The “GDR Children from Namibia” between Postcolonialism and Decoloniality
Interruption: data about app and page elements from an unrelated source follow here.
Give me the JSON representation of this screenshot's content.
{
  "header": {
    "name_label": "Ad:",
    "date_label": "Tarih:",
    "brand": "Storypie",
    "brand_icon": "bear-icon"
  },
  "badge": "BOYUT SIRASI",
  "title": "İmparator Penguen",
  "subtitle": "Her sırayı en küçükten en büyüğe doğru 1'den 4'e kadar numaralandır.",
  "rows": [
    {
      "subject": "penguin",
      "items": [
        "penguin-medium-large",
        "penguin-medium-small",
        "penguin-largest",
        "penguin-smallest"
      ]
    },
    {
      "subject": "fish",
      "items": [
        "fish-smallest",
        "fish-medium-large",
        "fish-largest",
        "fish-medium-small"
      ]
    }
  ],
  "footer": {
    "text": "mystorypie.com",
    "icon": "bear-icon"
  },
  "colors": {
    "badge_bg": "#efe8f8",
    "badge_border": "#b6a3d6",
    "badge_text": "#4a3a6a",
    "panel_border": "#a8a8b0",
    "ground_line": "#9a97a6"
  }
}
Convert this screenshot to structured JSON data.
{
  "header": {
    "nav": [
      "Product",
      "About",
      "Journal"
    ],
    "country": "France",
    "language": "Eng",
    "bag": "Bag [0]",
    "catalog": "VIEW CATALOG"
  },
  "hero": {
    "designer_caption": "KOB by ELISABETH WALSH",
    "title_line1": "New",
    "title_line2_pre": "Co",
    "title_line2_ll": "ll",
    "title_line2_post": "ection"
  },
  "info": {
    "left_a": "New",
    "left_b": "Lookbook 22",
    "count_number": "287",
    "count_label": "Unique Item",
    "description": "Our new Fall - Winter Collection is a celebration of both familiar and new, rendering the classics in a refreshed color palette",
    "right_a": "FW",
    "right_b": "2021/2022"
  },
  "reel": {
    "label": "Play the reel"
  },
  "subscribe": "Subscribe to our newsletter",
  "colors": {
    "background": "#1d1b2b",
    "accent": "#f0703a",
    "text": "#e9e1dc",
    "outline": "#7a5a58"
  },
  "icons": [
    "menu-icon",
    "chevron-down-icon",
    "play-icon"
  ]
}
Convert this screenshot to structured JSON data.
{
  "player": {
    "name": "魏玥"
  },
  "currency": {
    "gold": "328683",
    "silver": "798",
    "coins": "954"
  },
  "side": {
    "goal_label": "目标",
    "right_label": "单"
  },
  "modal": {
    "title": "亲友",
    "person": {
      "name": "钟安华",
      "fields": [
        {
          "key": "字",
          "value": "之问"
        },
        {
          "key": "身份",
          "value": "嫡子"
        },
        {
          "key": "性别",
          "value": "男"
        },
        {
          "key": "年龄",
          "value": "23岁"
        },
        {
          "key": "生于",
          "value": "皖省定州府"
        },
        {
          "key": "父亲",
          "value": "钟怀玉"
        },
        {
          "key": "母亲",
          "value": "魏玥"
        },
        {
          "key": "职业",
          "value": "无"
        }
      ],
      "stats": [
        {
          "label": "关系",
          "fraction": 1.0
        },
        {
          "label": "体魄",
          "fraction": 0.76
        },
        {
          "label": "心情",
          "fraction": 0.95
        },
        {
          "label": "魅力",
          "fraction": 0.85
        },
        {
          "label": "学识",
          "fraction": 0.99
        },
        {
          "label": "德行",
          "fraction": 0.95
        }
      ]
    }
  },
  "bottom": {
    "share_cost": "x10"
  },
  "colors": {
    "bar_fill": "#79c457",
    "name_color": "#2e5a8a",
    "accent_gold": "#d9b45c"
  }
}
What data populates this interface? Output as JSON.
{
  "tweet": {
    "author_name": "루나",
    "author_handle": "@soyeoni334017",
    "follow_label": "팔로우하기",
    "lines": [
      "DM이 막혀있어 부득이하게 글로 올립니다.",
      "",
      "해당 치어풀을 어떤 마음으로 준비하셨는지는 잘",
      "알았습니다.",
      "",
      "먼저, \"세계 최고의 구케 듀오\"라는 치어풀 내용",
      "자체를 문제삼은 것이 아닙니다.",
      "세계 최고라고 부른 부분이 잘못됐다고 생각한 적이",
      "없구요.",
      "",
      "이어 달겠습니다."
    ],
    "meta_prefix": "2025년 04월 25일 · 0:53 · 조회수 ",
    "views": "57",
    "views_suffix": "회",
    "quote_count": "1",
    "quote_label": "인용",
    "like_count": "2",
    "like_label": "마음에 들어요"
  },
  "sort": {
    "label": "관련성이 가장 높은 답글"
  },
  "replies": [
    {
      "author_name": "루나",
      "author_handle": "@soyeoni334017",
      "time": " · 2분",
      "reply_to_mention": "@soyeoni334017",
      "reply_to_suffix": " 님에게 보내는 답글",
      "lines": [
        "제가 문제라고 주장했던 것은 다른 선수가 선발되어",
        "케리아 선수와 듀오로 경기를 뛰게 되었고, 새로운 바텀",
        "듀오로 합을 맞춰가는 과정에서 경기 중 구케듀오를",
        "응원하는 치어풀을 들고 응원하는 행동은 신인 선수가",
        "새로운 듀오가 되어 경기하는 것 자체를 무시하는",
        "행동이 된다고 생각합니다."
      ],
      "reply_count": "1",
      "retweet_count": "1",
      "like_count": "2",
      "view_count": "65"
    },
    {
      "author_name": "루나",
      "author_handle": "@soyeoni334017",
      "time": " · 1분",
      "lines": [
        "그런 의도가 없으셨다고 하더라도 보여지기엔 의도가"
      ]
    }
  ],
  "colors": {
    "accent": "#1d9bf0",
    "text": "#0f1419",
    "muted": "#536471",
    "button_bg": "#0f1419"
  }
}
When South West Africa was placed on the agenda of the UN General Assembly as the first decolonization case, no one could foresee that Namibia would be one of the last independent territories of the world. While the political decolonization of most of the former colonies was essentially completed in the mid-1970s, on May 4th, 1978 the SWAPO (South West African People's Organization) suffered its biggest military setback so far. As a result of the attack on the Kassinga refugee camp, between 1979 and 1989 a total of 423 children were brought to the GDR (German Democratic Republic). Experiencing their childhood and youth in the safe socialist state, they were educated according to the ideals of the SWAPO and the curricula of the GDR in order to become the elite of the new Namibia. Religion was not taught and largely suppressed. After their sudden repatriation to independent Namibia in 1990, the “GDR children” felt like strangers in their own country. Despite their good education, they were denied the opportunity to make a significant contribution to the development of the young country. Left alone and disappointed by the promises of the SWAPO, the churches began to play an unexpected role in the lives of the “GDR children”. So it became possible to link to early childhood and henceforth suppressed religious imprints. This article analyzes the religious practices of the “GDR children from Namibia”. Based on the data available so far, the role of the churches can be described as ambivalent. By filling the vacuum, the churches made it possible to reintegrate the “GDR children” into the existing system. In the medium term, however, they indirectly contributed to leveling out their unique competencies. The potential of the “GDR children” for the decoloniality process of independent Namibia was not recognized.